OpenCape, a nonprofit organization, is the only 100 Gigabit, end-to-end 100% fiber optic network that spans 475 miles throughout southeastern Massachusetts and Cape Cod, with connections in Boston, Brockton and Providence RI.
Right now, broadband services are being provided over the OpenCape network to more than 100 institutions and businesses, including libraries, government buildings, schools, colleges, hospitals, public safety agencies, research institutions and private businesses. Many of these entities were funded with state and local grant funds. Now public and private funding is needed to continue getting the rest of our region connected.
The biggest benefit of fiber is that it can offer much faster speeds over much longer distances than traditional copper-based technologies like DSL and cable. The actual service depends on the company providing the service, but in most cases fiber is the best bang for the buck broadband and future-proof for as long as we can tell. Even if typical broadband speeds become 1000 times faster in 20 years, a single existing fiber-optic connection can still support it, the electronics that send the signal thru the fiber just will need updating.
When the phone rings at OpenCape most times it is a local home owner asking and sometimes pleading, “When can you get me faster, more reliable and less expensive Internet service”?
We are working on fiber to the home strategies, but it is expensive and really is only possible when you look at connecting entire communities. We also know that faster service will soon be standard for both downstream and upstream bandwidth requirements. Only FTTH can support symmetrical gigabyte speeds.
Fiber to the home (FTTH), also called "fiber to the premises" (FTTP), is the installation and use of optical fiber from a central point directly to individual buildings such as residences, MDU’s (multiple dwelling units) and businesses to provide unprecedented high-speed Internet access. FTTH dramatically increases the connection speeds available to computer users compared with technologies now used in most places.
While FTTH can deliver connection speeds from 1Gbps or more -- 20 to 100 times as fast as a typical cable modem or DSL (Digital Subscriber Line) connection -- implementing FTTH on a large scale will be costly because it will require installation of new connections over the "last mile" from existing optical fiber cables to individual users.
There are a variety of options when considering fiber to the home, for example:
PON or GPON: Most people have heard of Google Fiber and their builds in Austin, Kansas City and beyond. In those cases they used GPON (Gigabit Passive Optic Network) which basically takes the signal from strands of fiber and using a passive optical splitter, allows that signal to be split and shared with as many as 32 or 64 homes. It is a more cost effective FTTH solution, but in the long run it may not be as easily scalable as other solutions.
Active Ethernet: Brings individual fibers directly into each home. While more fiber intensive, hence more expensive, the advantage of active/P2P Ethernet is that each end user is provided with a dedicated Gigabit Ethernet port. This allows for maximum scalability in the future If you want 1GB, 10GB or faster service and can pay for it, great, you will always have that level of connectivity…always on, always available.

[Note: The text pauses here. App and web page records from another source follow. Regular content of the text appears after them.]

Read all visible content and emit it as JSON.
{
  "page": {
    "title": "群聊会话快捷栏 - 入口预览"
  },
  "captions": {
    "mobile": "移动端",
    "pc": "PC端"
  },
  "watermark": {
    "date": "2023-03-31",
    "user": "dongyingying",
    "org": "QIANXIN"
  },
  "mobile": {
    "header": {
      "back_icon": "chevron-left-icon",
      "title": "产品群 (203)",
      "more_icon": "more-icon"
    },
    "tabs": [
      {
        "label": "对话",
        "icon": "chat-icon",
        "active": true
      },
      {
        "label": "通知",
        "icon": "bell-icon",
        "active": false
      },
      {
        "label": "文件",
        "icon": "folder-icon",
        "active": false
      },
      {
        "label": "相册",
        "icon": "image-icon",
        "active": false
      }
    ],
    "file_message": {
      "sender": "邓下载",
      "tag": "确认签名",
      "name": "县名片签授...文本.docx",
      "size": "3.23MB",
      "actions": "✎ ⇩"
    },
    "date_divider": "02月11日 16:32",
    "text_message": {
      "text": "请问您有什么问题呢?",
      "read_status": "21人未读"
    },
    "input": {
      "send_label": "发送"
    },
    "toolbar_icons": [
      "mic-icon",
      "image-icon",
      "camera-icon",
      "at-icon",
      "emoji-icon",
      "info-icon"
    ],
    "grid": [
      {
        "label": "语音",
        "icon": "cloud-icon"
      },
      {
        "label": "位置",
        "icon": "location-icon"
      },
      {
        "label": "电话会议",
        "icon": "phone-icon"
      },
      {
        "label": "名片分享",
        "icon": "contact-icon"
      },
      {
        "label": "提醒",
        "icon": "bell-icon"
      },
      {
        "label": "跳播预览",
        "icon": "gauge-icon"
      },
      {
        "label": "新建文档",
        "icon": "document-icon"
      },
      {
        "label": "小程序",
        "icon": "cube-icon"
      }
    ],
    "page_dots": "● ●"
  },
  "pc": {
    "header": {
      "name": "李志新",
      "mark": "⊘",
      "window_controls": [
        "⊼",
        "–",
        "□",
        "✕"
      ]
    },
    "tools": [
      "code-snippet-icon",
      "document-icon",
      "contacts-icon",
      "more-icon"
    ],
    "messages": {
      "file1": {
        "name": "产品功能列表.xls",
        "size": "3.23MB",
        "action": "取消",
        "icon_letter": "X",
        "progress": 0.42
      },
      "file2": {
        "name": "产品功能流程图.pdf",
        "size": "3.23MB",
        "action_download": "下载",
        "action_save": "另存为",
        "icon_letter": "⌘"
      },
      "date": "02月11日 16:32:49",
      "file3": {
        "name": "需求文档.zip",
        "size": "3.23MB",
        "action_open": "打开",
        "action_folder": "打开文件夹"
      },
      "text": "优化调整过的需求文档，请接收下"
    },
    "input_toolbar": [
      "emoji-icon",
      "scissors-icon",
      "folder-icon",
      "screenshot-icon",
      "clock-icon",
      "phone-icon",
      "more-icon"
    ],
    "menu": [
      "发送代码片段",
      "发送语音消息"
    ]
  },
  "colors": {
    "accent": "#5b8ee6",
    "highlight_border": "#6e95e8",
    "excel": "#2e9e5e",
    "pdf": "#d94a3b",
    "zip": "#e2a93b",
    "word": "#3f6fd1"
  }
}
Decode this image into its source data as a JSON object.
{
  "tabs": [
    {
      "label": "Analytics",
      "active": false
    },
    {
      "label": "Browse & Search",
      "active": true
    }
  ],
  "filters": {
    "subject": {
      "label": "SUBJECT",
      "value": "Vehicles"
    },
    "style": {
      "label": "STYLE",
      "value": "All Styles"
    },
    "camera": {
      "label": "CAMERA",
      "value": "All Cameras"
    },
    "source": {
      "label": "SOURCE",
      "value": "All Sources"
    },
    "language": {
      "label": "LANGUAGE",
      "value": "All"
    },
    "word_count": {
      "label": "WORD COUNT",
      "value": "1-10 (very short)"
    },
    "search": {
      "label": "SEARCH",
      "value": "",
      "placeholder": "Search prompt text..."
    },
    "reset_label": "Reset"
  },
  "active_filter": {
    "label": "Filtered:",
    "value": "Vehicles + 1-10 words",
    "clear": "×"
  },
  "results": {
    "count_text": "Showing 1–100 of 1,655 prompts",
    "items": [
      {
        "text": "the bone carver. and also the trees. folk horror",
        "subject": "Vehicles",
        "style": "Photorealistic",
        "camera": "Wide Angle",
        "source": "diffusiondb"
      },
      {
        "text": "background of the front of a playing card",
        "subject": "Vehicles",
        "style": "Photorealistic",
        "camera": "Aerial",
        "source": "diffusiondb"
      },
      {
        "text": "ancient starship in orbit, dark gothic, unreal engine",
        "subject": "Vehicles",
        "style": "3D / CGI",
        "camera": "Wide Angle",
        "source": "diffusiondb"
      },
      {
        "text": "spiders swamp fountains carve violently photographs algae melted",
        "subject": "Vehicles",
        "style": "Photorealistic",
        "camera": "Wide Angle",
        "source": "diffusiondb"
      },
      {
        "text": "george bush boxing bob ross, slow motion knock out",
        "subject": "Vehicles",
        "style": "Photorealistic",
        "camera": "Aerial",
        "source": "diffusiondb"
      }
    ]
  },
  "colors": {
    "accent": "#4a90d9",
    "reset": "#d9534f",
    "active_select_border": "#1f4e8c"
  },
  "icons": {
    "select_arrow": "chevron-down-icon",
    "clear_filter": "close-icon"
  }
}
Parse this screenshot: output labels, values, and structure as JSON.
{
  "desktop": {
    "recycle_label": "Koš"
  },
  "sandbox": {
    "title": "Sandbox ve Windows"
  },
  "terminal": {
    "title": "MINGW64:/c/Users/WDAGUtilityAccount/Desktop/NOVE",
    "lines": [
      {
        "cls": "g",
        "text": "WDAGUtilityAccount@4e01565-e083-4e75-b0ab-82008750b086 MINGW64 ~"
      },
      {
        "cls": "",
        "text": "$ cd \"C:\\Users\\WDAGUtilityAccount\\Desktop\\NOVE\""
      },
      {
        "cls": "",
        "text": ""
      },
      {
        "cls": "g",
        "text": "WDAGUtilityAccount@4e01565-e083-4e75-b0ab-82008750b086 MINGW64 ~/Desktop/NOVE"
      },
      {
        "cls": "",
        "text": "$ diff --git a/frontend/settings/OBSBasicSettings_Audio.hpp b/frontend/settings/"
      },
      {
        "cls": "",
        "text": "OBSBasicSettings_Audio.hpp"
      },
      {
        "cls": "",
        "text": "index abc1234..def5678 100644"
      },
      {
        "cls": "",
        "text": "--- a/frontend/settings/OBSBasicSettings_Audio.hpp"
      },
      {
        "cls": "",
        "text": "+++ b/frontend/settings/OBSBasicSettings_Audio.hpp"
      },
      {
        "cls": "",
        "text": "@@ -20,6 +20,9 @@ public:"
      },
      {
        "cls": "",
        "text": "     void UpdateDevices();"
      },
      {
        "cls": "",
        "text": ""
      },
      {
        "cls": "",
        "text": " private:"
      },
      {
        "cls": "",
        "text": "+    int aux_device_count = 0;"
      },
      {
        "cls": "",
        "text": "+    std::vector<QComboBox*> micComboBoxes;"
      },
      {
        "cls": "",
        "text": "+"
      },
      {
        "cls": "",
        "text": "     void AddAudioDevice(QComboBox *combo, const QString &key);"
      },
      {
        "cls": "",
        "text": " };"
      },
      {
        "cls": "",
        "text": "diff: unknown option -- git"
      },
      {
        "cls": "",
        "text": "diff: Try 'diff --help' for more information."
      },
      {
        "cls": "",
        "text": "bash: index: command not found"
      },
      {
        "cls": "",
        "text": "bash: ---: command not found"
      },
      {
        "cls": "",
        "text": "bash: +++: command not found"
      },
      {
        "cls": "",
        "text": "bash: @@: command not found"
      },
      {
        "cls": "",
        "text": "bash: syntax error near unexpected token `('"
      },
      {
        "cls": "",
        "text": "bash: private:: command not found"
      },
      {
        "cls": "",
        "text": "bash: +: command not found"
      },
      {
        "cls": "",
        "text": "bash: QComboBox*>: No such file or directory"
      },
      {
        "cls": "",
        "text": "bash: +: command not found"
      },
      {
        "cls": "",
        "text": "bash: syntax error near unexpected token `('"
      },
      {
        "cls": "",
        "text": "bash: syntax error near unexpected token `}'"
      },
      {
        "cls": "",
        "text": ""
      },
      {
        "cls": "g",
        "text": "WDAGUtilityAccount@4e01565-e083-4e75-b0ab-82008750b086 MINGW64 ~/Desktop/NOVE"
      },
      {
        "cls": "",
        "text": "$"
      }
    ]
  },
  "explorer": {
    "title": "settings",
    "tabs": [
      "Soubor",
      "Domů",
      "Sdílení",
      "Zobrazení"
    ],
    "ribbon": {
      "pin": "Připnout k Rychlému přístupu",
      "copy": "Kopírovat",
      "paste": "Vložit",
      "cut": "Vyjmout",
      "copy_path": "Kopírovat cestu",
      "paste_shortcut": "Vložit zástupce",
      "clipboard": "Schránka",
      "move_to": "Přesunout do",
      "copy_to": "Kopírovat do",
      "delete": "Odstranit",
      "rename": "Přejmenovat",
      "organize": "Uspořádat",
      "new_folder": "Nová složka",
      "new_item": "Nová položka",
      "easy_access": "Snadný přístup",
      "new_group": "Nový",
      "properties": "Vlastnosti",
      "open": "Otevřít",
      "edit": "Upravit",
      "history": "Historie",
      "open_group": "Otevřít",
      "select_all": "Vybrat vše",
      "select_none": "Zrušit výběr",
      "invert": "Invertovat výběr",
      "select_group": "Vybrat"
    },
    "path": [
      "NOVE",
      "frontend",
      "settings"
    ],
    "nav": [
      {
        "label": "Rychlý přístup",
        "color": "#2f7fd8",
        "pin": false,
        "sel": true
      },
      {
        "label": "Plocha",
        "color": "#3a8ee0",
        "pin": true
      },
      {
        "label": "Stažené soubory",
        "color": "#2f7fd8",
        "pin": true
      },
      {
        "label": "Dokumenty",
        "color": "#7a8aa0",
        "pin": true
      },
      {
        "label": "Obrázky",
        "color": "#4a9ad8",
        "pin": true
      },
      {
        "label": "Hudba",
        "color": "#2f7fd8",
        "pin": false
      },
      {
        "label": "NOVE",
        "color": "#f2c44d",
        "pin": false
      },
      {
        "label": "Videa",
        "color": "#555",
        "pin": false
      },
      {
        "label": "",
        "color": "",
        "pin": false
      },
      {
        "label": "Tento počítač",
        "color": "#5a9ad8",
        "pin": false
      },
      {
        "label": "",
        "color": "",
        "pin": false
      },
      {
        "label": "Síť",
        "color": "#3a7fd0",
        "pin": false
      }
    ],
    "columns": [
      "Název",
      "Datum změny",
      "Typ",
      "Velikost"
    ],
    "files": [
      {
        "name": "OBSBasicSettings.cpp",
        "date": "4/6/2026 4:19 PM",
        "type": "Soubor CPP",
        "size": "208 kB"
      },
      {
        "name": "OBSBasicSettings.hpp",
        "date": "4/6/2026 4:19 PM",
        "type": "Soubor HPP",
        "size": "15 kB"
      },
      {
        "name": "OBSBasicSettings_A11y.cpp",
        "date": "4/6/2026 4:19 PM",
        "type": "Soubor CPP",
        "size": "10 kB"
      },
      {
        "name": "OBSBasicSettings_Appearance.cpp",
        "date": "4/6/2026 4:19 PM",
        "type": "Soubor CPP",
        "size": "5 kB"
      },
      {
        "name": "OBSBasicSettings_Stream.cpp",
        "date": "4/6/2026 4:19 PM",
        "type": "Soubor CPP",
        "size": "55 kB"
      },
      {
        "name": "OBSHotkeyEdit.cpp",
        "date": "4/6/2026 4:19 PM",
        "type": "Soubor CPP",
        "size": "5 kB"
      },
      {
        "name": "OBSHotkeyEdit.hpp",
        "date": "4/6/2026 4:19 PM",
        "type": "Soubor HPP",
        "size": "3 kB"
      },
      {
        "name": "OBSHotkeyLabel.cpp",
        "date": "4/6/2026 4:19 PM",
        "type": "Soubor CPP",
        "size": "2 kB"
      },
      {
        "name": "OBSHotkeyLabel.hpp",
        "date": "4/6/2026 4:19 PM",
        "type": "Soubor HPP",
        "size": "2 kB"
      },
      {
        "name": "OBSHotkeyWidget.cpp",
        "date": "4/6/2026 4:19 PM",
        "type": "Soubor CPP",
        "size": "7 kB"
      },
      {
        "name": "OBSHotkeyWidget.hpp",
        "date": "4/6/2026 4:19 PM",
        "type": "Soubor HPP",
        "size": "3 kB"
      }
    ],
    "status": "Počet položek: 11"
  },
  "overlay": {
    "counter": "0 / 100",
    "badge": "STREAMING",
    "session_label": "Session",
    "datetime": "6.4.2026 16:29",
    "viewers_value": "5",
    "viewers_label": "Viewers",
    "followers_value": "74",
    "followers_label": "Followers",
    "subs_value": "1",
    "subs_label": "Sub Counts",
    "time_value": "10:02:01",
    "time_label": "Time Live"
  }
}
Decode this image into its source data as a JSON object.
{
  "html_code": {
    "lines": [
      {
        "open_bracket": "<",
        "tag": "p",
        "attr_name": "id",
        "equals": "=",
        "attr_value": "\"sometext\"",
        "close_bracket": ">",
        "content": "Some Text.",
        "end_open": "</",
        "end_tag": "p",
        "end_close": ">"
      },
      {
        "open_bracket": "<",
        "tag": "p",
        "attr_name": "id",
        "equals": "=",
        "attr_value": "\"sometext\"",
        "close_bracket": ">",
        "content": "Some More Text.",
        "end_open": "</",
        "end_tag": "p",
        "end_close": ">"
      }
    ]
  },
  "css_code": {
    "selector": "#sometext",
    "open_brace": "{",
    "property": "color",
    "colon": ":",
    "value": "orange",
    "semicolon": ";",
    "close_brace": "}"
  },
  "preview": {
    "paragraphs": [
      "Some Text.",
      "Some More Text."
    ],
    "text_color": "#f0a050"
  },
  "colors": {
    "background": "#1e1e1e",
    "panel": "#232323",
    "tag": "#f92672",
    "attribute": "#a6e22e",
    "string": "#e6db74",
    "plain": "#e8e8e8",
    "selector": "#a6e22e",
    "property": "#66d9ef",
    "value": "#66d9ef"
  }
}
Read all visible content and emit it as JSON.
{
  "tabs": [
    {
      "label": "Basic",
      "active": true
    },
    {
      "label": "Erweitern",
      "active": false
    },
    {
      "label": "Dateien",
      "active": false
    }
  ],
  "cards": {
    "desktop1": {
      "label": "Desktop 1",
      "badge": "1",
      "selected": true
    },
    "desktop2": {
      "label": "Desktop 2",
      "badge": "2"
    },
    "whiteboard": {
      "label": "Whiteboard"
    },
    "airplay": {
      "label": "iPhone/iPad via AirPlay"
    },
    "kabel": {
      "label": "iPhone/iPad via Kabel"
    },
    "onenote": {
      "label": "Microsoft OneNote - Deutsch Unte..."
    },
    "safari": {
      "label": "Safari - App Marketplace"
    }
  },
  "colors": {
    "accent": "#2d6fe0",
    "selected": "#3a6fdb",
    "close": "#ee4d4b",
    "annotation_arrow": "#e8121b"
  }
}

Want to learn more? Here is a quick Q&A on why you need fiber optics.